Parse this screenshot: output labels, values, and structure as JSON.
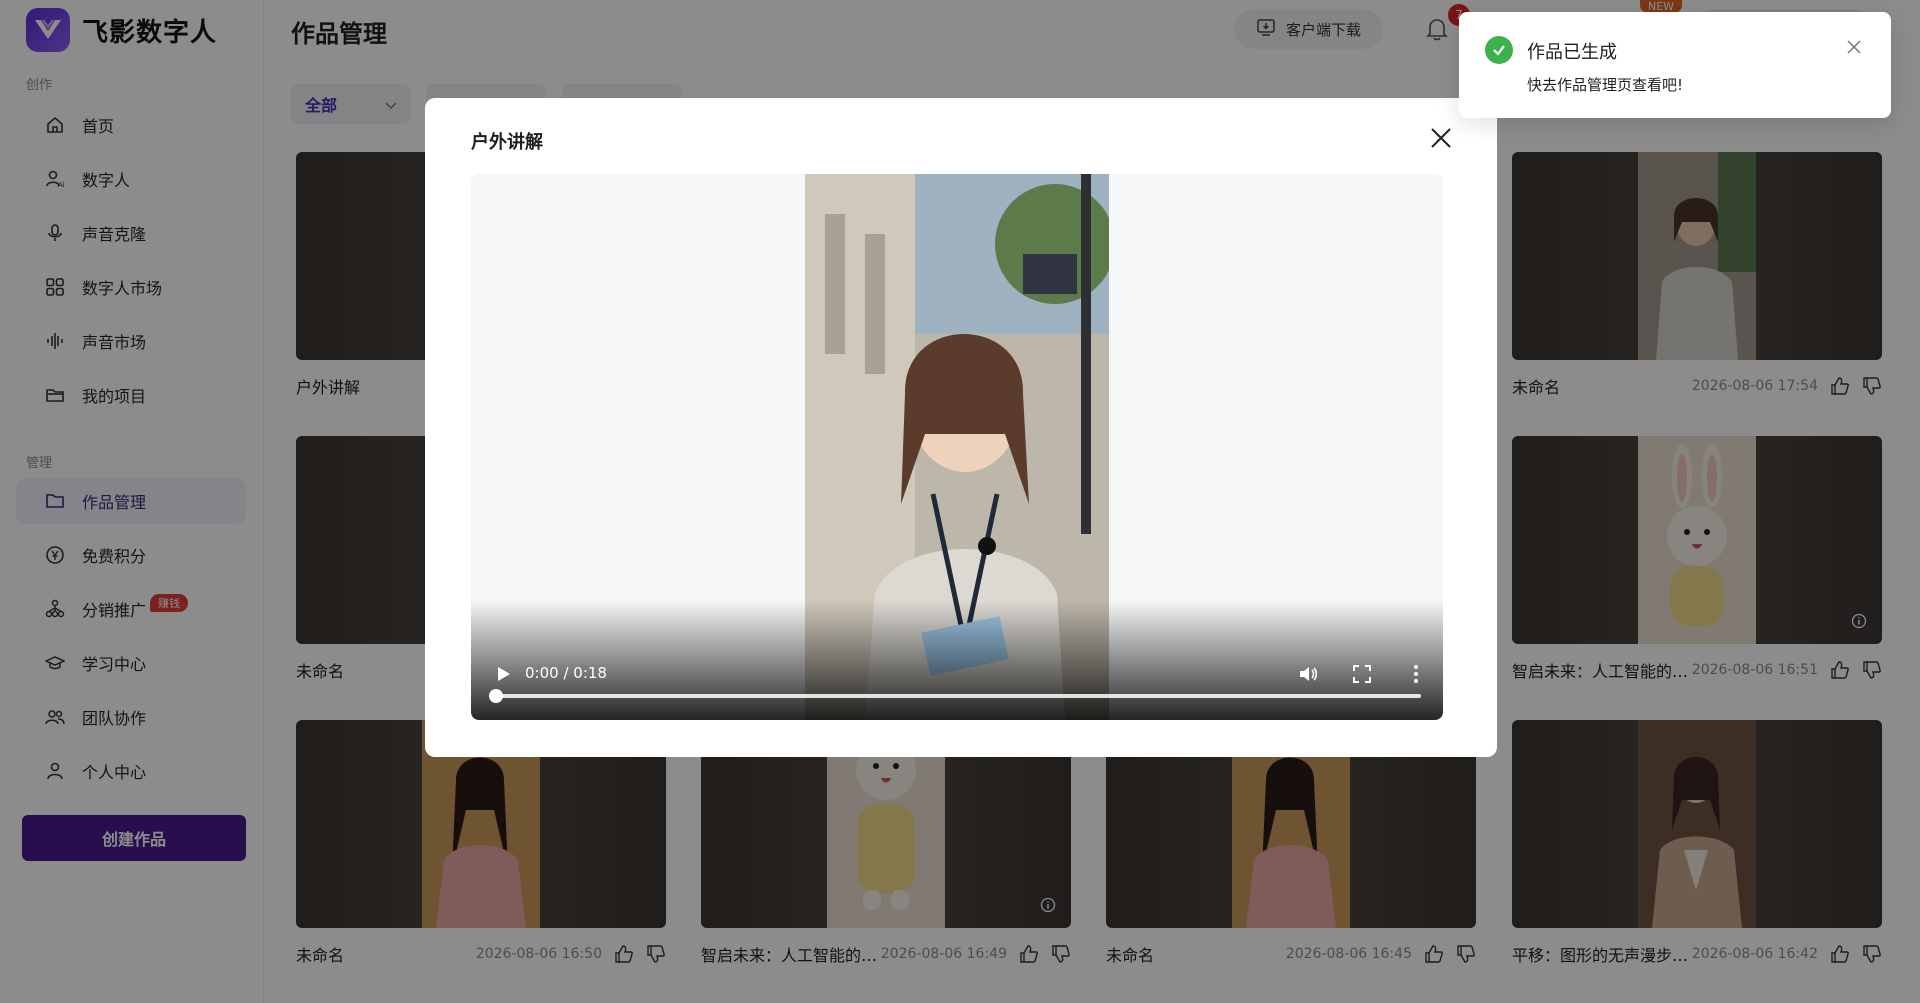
{
  "app": {
    "name": "飞影数字人"
  },
  "sidebar": {
    "sections": [
      {
        "label": "创作"
      },
      {
        "label": "管理"
      }
    ],
    "items": [
      {
        "label": "首页",
        "icon": "home-icon"
      },
      {
        "label": "数字人",
        "icon": "avatar-icon"
      },
      {
        "label": "声音克隆",
        "icon": "microphone-icon"
      },
      {
        "label": "数字人市场",
        "icon": "grid-icon"
      },
      {
        "label": "声音市场",
        "icon": "waveform-icon"
      },
      {
        "label": "我的项目",
        "icon": "folder-icon"
      },
      {
        "label": "作品管理",
        "icon": "folder-icon",
        "active": true
      },
      {
        "label": "免费积分",
        "icon": "yen-coin-icon"
      },
      {
        "label": "分销推广",
        "icon": "network-icon",
        "badge": "赚钱"
      },
      {
        "label": "学习中心",
        "icon": "graduation-cap-icon"
      },
      {
        "label": "团队协作",
        "icon": "team-icon"
      },
      {
        "label": "个人中心",
        "icon": "user-icon"
      }
    ],
    "create_button": "创建作品"
  },
  "header": {
    "title": "作品管理",
    "download_label": "客户端下载",
    "notification_count": "7",
    "new_tag": "NEW"
  },
  "filters": {
    "all_label": "全部"
  },
  "cards": [
    {
      "title": "户外讲解",
      "date": ""
    },
    {
      "title": "未命名",
      "date": "2026-08-06 17:54"
    },
    {
      "title": "未命名",
      "date": ""
    },
    {
      "title": "智启未来：人工智能的变...",
      "date": "2026-08-06 16:51"
    },
    {
      "title": "未命名",
      "date": "2026-08-06 16:50"
    },
    {
      "title": "智启未来：人工智能的变...",
      "date": "2026-08-06 16:49"
    },
    {
      "title": "未命名",
      "date": "2026-08-06 16:45"
    },
    {
      "title": "平移：图形的无声漫步.pdf",
      "date": "2026-08-06 16:42"
    }
  ],
  "modal": {
    "title": "户外讲解",
    "video": {
      "time": "0:00 / 0:18",
      "progress": 0.0
    }
  },
  "toast": {
    "title": "作品已生成",
    "message": "快去作品管理页查看吧!"
  },
  "colors": {
    "accent": "#4a1a8f",
    "success": "#3cb34a",
    "badge": "#e23b3b"
  }
}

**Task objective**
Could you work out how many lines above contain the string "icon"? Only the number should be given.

**Solution to this task**
12